> [Material provided]
————————

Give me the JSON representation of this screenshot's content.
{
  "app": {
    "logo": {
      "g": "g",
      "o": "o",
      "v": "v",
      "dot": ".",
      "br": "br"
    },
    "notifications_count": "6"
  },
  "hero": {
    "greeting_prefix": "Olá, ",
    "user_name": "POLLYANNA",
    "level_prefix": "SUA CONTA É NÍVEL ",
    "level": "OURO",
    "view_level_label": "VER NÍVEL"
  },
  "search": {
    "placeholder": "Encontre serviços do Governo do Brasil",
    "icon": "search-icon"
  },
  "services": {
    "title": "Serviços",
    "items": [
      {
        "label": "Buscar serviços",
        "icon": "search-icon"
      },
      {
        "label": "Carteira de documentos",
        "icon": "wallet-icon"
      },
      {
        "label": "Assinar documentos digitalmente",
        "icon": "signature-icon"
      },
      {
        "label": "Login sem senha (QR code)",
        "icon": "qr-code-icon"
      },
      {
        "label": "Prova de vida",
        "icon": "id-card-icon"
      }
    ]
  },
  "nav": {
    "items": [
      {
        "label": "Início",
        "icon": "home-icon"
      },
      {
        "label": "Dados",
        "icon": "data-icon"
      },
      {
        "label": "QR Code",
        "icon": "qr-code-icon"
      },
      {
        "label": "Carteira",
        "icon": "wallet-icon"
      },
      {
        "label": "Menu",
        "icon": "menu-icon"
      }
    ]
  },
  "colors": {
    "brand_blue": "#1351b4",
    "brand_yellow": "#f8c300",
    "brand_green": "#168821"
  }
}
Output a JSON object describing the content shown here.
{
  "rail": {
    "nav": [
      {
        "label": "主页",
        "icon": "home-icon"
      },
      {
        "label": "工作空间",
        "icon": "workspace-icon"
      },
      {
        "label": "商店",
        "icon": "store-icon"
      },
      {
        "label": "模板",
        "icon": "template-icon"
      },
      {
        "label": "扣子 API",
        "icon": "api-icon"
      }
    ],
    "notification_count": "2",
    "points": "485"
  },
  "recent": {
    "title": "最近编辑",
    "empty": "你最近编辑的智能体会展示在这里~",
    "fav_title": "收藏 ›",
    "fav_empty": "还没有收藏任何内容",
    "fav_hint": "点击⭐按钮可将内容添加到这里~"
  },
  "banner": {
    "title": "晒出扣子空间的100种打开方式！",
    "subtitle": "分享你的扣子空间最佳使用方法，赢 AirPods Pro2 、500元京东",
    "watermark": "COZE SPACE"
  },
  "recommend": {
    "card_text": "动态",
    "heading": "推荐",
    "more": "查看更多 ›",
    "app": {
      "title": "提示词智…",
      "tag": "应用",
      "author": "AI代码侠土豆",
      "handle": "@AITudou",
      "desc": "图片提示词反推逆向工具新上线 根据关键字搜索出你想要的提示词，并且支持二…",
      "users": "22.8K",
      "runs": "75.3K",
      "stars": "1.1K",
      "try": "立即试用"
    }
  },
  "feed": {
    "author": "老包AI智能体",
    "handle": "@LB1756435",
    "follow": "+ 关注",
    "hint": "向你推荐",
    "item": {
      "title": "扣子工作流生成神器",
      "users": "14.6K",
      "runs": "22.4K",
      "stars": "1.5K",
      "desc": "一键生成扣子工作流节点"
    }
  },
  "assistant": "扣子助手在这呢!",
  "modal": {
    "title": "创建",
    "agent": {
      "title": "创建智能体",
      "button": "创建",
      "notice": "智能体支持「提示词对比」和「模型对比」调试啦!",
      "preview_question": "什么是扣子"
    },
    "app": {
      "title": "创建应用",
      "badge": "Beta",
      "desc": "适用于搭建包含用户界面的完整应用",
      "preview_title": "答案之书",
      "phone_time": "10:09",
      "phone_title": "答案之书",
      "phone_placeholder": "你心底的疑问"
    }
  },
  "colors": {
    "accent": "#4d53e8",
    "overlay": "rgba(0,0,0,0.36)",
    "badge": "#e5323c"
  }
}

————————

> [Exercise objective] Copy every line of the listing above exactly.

> [Exercise result]
Give me the JSON representation of this screenshot's content.
{
  "app": {
    "logo": {
      "g": "g",
      "o": "o",
      "v": "v",
      "dot": ".",
      "br": "br"
    },
    "notifications_count": "6"
  },
  "hero": {
    "greeting_prefix": "Olá, ",
    "user_name": "POLLYANNA",
    "level_prefix": "SUA CONTA É NÍVEL ",
    "level": "OURO",
    "view_level_label": "VER NÍVEL"
  },
  "search": {
    "placeholder": "Encontre serviços do Governo do Brasil",
    "icon": "search-icon"
  },
  "services": {
    "title": "Serviços",
    "items": [
      {
        "label": "Buscar serviços",
        "icon": "search-icon"
      },
      {
        "label": "Carteira de documentos",
        "icon": "wallet-icon"
      },
      {
        "label": "Assinar documentos digitalmente",
        "icon": "signature-icon"
      },
      {
        "label": "Login sem senha (QR code)",
        "icon": "qr-code-icon"
      },
      {
        "label": "Prova de vida",
        "icon": "id-card-icon"
      }
    ]
  },
  "nav": {
    "items": [
      {
        "label": "Início",
        "icon": "home-icon"
      },
      {
        "label": "Dados",
        "icon": "data-icon"
      },
      {
        "label": "QR Code",
        "icon": "qr-code-icon"
      },
      {
        "label": "Carteira",
        "icon": "wallet-icon"
      },
      {
        "label": "Menu",
        "icon": "menu-icon"
      }
    ]
  },
  "colors": {
    "brand_blue": "#1351b4",
    "brand_yellow": "#f8c300",
    "brand_green": "#168821"
  }
}
Output a JSON object describing the content shown here.
{
  "rail": {
    "nav": [
      {
        "label": "主页",
        "icon": "home-icon"
      },
      {
        "label": "工作空间",
        "icon": "workspace-icon"
      },
      {
        "label": "商店",
        "icon": "store-icon"
      },
      {
        "label": "模板",
        "icon": "template-icon"
      },
      {
        "label": "扣子 API",
        "icon": "api-icon"
      }
    ],
    "notification_count": "2",
    "points": "485"
  },
  "recent": {
    "title": "最近编辑",
    "empty": "你最近编辑的智能体会展示在这里~",
    "fav_title": "收藏 ›",
    "fav_empty": "还没有收藏任何内容",
    "fav_hint": "点击⭐按钮可将内容添加到这里~"
  },
  "banner": {
    "title": "晒出扣子空间的100种打开方式！",
    "subtitle": "分享你的扣子空间最佳使用方法，赢 AirPods Pro2 、500元京东",
    "watermark": "COZE SPACE"
  },
  "recommend": {
    "card_text": "动态",
    "heading": "推荐",
    "more": "查看更多 ›",
    "app": {
      "title": "提示词智…",
      "tag": "应用",
      "author": "AI代码侠土豆",
      "handle": "@AITudou",
      "desc": "图片提示词反推逆向工具新上线 根据关键字搜索出你想要的提示词，并且支持二…",
      "users": "22.8K",
      "runs": "75.3K",
      "stars": "1.1K",
      "try": "立即试用"
    }
  },
  "feed": {
    "author": "老包AI智能体",
    "handle": "@LB1756435",
    "follow": "+ 关注",
    "hint": "向你推荐",
    "item": {
      "title": "扣子工作流生成神器",
      "users": "14.6K",
      "runs": "22.4K",
      "stars": "1.5K",
      "desc": "一键生成扣子工作流节点"
    }
  },
  "assistant": "扣子助手在这呢!",
  "modal": {
    "title": "创建",
    "agent": {
      "title": "创建智能体",
      "button": "创建",
      "notice": "智能体支持「提示词对比」和「模型对比」调试啦!",
      "preview_question": "什么是扣子"
    },
    "app": {
      "title": "创建应用",
      "badge": "Beta",
      "desc": "适用于搭建包含用户界面的完整应用",
      "preview_title": "答案之书",
      "phone_time": "10:09",
      "phone_title": "答案之书",
      "phone_placeholder": "你心底的疑问"
    }
  },
  "colors": {
    "accent": "#4d53e8",
    "overlay": "rgba(0,0,0,0.36)",
    "badge": "#e5323c"
  }
}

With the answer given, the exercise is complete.